Here we propose to examine the piRNA populations in wild isolates of several species of African Anopheles malaria vector mosquitoes to assess their impact on viral infection, transposon mobility, and fertility. The eventual goal would be to reprogram piRNA pathways as a novel epigenetic control method of key vector species. The project will involve sequencing small RNAs and transcriptomes from different tissues of wild mosquitoes, as well as each mosquito’s genome to carry out a population study of piRNAs from different wild mosquito species. These data would also be used to test the hypothesis that endogenous RT in insects can generate RNA virus derived genomic piRNA clusters.

This project will involve DNA/RNA high-throughput sequencing, gene editing approaches, and possibly time in the field (though this is not required). Relevant expertise: computational biology, molecular biology, insect biology.

We would also be happy to work with interested candidates to develop self-proposed projects in the general area of transcriptomics, genomics, and Anopheles mosquitoes.

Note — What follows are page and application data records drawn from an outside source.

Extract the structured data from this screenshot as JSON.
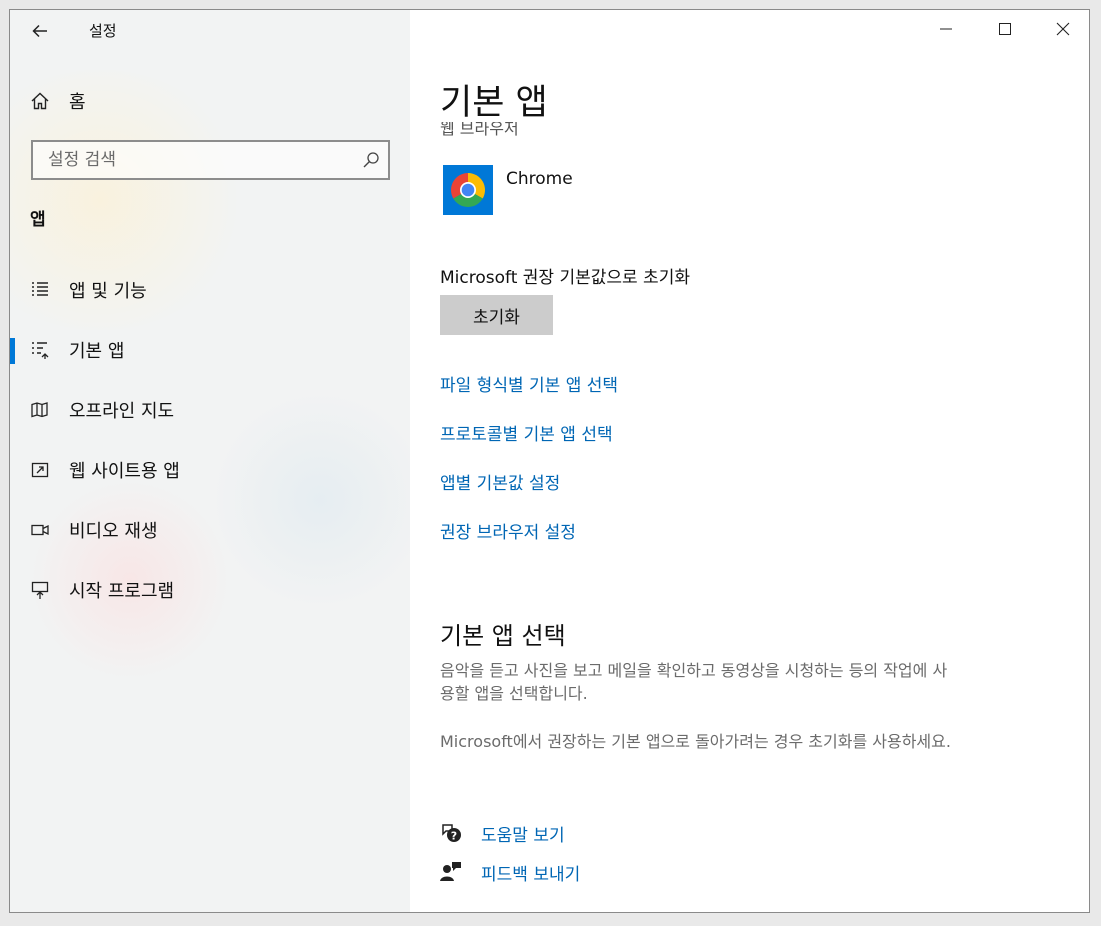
{
  "window": {
    "title": "설정"
  },
  "sidebar": {
    "home_label": "홈",
    "search_placeholder": "설정 검색",
    "section_label": "앱",
    "items": [
      {
        "label": "앱 및 기능",
        "icon": "list-icon"
      },
      {
        "label": "기본 앱",
        "icon": "default-apps-icon",
        "active": true
      },
      {
        "label": "오프라인 지도",
        "icon": "map-icon"
      },
      {
        "label": "웹 사이트용 앱",
        "icon": "web-app-icon"
      },
      {
        "label": "비디오 재생",
        "icon": "video-icon"
      },
      {
        "label": "시작 프로그램",
        "icon": "startup-icon"
      }
    ]
  },
  "main": {
    "title": "기본 앱",
    "cut_off_label": "웹 브라우저",
    "default_browser": {
      "name": "Chrome"
    },
    "reset": {
      "heading": "Microsoft 권장 기본값으로 초기화",
      "button_label": "초기화"
    },
    "links": [
      "파일 형식별 기본 앱 선택",
      "프로토콜별 기본 앱 선택",
      "앱별 기본값 설정",
      "권장 브라우저 설정"
    ],
    "choose_section": {
      "title": "기본 앱 선택",
      "desc1_line1": "음악을 듣고 사진을 보고 메일을 확인하고 동영상을 시청하는 등의 작업에 사",
      "desc1_line2": "용할 앱을 선택합니다.",
      "desc2": "Microsoft에서 권장하는 기본 앱으로 돌아가려는 경우 초기화를 사용하세요."
    },
    "help": {
      "help_label": "도움말 보기",
      "feedback_label": "피드백 보내기"
    }
  },
  "colors": {
    "accent": "#0078d7",
    "link": "#0066b4",
    "sidebar_bg": "#f2f3f3"
  }
}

Carl Anderson and Jeff Barrett

Project 4 - High-throughput cellular screens for the genetic determinants of inflammatory bowel disease

Supervisors: Dr Carl Anderson and Dr Jeff Barrett

Contact: carl.anderson@sanger.ac.uk

The Anderson and Barrett groups at the Wellcome Trust Sanger Institute (WTSI) have a long-standing interest in the genetics of inflammatory bowel disease (IBD). IBD is a chronic, debilitating disorder of the gastrointestinal tract that affects around 0.5% of the population, with a typical onset in early adulthood. Many IBD patients ultimately requiring major abdominal surgery, resulting in lifelong disability, because an appropriate drug either does not exist or is not administered soon enough. Total healthcare costs in the UK are estimated to be over £1 billion per year (Cummings et al., 2008). IBD is highly heritable and the groups have played a leading role in the identification of 240 regions of the genome associated with disease susceptibility. These loci are predominantly driven by common non-coding genetic variants.

We are performing high throughput genetic screens to better understand the role of non-coding DNA in this complex disease, including massively parallel reporter assays and CRISPR-Cas9 genome editing in model immune cell lines. Screen hits will be validated using molecular, (e.g. transcriptomics and chromatin immunoprecipitation [ChIP] sequencing) and phenotypic (e.g. cell migration and degranulation) assays that we are currently establishing in model human immune cell lines. We will then determine the mechanistic effects of genetic variants on ex-vivo human primary cells obtained from the large cohorts of genotyped individuals that we have access to through local bioresources.

This is a really exciting opportunity to better understand the role of sequence variants and regulatory regions associated with predisposition to IBD and ultimately, to identify potential therapeutic targets. The successful candidate will work closely with Dr. Rebecca McIntyre who has herself returned successfully to experimental research after a two-year career break. Candidates with a strong background in cell biology, especially high throughput assays, are encouraged to apply.

Contact

Please send any queries about the Janet Thornton Fellowship to fellowship@sanger.ac.uk